ABOUT THIS TASK:
Search the entries below for the word "logo" and copy every line where it appears.

DATA:
______
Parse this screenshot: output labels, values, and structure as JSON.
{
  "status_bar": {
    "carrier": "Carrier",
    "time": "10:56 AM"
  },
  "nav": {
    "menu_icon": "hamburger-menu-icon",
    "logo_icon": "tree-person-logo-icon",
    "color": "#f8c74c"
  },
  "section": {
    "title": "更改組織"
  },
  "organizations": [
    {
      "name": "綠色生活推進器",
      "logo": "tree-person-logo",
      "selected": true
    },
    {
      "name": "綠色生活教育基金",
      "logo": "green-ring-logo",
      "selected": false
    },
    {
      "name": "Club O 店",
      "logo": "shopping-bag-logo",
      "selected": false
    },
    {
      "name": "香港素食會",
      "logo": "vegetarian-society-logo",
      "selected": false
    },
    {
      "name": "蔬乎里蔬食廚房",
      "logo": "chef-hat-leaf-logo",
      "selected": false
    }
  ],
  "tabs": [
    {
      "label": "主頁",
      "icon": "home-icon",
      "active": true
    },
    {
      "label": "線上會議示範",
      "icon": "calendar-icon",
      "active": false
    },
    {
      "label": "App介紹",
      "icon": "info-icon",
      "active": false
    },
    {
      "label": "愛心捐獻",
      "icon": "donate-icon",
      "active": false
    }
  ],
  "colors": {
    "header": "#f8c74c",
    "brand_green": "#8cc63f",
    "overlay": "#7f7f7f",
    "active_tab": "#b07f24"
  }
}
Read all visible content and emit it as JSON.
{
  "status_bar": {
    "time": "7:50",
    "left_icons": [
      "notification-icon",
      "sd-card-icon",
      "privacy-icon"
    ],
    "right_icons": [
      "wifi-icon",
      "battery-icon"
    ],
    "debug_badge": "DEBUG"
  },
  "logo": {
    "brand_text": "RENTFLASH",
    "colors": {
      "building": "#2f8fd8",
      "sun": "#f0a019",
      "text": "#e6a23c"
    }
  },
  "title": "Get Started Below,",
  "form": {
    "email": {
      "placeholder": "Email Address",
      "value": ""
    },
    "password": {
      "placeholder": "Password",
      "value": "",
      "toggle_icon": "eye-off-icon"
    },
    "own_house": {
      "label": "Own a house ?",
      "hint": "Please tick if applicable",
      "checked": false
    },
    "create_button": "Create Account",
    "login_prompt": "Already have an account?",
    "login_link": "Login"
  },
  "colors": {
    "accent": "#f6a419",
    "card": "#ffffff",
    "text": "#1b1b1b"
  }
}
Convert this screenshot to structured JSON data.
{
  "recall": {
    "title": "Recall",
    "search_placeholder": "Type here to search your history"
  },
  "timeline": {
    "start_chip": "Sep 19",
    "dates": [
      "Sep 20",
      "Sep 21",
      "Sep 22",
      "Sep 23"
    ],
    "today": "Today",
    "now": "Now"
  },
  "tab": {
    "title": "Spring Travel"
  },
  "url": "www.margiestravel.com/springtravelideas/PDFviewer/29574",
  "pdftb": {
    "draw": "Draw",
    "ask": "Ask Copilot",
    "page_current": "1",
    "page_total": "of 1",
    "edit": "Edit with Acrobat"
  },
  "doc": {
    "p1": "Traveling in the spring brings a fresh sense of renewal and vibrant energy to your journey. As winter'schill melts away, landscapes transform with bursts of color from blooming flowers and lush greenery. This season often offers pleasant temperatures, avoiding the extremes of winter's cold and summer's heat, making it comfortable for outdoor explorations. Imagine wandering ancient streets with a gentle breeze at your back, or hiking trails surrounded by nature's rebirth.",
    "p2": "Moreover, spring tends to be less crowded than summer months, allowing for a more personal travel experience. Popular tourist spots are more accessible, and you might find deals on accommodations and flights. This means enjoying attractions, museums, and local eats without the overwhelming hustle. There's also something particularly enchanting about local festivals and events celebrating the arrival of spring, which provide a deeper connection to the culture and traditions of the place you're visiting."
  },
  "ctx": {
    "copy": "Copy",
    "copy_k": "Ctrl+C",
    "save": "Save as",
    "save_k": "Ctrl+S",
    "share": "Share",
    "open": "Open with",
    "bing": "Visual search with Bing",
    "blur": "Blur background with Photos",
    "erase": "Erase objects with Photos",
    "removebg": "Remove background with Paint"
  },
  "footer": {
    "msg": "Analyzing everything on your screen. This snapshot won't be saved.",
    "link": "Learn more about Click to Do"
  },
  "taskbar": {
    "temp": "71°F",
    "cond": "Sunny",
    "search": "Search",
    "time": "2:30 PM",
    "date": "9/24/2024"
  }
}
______
SOLUTION TO THIS PROBLEM:
    "logo_icon": "tree-person-logo-icon",
      "logo": "tree-person-logo",
      "logo": "green-ring-logo",
      "logo": "shopping-bag-logo",
      "logo": "vegetarian-society-logo",
      "logo": "chef-hat-leaf-logo",
  "logo": {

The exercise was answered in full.